I'm Josh. 17. Ravenpuff, Whovian, Pigfarts alumni, sailor, Nerf herder, Half-blood, tribute from District 9 3/4, perfectly average sherlockian, member onboard the good ship Serenity, Silvertongue. NERDFIGHTER.

I live near San Francisco, USA. These are an assortment of things that I enjoy. So goodnight viewer, GOODNIGHT

Enter a world of words!

Here are some facts

Reblogged from agentfitzy  40 notes
mindblowingscience:

Vaccines Work. These 8 Charts Prove It.
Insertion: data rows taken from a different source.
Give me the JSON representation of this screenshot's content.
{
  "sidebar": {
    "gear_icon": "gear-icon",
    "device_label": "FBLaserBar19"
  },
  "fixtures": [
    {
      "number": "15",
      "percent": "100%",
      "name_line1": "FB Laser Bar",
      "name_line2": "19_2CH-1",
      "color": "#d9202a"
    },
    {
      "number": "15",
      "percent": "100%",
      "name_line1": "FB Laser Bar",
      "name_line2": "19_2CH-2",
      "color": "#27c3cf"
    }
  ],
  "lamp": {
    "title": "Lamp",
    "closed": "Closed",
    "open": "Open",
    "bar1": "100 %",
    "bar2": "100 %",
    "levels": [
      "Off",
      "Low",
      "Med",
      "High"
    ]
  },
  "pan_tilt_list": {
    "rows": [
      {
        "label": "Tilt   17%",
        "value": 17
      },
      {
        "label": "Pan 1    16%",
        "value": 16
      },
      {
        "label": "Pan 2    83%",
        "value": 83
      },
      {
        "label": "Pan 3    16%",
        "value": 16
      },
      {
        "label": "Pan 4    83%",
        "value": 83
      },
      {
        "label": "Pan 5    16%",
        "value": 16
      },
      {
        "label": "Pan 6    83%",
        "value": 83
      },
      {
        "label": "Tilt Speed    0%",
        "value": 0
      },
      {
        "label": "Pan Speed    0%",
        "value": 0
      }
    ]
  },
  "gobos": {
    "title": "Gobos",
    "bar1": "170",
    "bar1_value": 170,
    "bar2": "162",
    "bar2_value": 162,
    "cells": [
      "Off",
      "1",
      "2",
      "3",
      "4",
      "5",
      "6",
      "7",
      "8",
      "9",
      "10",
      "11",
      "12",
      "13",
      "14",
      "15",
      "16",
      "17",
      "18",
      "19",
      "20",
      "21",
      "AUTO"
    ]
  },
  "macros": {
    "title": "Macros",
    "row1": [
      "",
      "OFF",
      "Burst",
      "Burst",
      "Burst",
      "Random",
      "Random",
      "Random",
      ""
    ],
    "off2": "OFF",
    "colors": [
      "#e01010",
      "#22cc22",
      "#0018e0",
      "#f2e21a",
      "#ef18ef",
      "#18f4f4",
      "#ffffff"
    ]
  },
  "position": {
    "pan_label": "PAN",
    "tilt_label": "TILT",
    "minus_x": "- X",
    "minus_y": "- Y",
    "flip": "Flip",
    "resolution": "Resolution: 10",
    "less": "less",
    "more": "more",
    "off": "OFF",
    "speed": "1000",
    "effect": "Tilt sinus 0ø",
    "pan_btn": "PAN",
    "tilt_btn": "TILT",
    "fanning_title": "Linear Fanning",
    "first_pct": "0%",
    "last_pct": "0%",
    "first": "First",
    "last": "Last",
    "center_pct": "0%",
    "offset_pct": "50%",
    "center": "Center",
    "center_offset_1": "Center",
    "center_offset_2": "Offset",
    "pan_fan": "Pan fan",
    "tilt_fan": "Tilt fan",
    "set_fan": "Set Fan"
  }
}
In honor of World Immunization Week, which begins this Thursday, UNICEF crunched the numbers on vaccines around the globe:
To me, that last graph is the most remarkable: We’ve more than quadrupled the global average routine immunization rate since 1980. But the hard work isn’t over. By 2020, UNICEF and the World Health Organization hope to increase that rate to 90 percent in every country in the world. In some places, that will be a heavy lift. In 2012, the last year for which UNICEF has data, the nations with the lowest rates of routine immunization in the world were Equatorial Guinea (33 percent), Nigeria (41 percent), and Chad (45 percent). By comparison, many countries in the European Union have rates of 99 percent, and the United States’ is 95 percent.
Jos Vandelaer, UNICEF’s chief of immunizations, notes that even when a country has eradicated a disease, it’s important to keep vaccinating children against it. Polio has been eradicated in every nation except Afghanistan, Pakistan, and Nigeria—and yet, in the past year, there have been cases of the disease in the Horn of Africa, Syria, and Iraq. By analyzing those recent cases, scientists determined that they were caused by the same strain of virus present in the three countries where the disease is still endemic. That means that the recent cases were imported—and that herd immunity is not yet strong enough in the Horn of Africa, Syria, or Iraq to prevent outbreaks.
That problem isn’t limited to the developing world; we’re seeing the same phenomenon with measles right here in the United States. “The virus finds the children who are not immune,” says Vandelaer. “And then you see outbreaks.”

mindblowingscience:

Vaccines Work. These 8 Charts Prove It.

In honor of World Immunization Week, which begins this Thursday, UNICEF crunched the numbers on vaccines around the globe:

To me, that last graph is the most remarkable: We’ve more than quadrupled the global average routine immunization rate since 1980. But the hard work isn’t over. By 2020, UNICEF and the World Health Organization hope to increase that rate to 90 percent in every country in the world. In some places, that will be a heavy lift. In 2012, the last year for which UNICEF has data, the nations with the lowest rates of routine immunization in the world were Equatorial Guinea (33 percent), Nigeria (41 percent), and Chad (45 percent). By comparison, many countries in the European Union have rates of 99 percent, and the United States’ is 95 percent.

Jos Vandelaer, UNICEF’s chief of immunizations, notes that even when a country has eradicated a disease, it’s important to keep vaccinating children against it. Polio has been eradicated in every nation except Afghanistan, Pakistan, and Nigeria—and yet, in the past year, there have been cases of the disease in the Horn of AfricaSyria, and Iraq. By analyzing those recent cases, scientists determined that they were caused by the same strain of virus present in the three countries where the disease is still endemic. That means that the recent cases were imported—and that herd immunity is not yet strong enough in the Horn of Africa, Syria, or Iraq to prevent outbreaks.

That problem isn’t limited to the developing world; we’re seeing the same phenomenon with measles right here in the United States. “The virus finds the children who are not immune,” says Vandelaer. “And then you see outbreaks.”

Reblogged from agentfitzy  1,781 notes

patinamiller:

the really important thing about bisexual steve is the fact that everyone usually only sees the super flirty and sexual characters who have sex a lot as bi but steve is a person who hasnt had a lot of relationships and feels shy talking to people he likes and we need that kind of representation of bisexuals other than the usual trope we get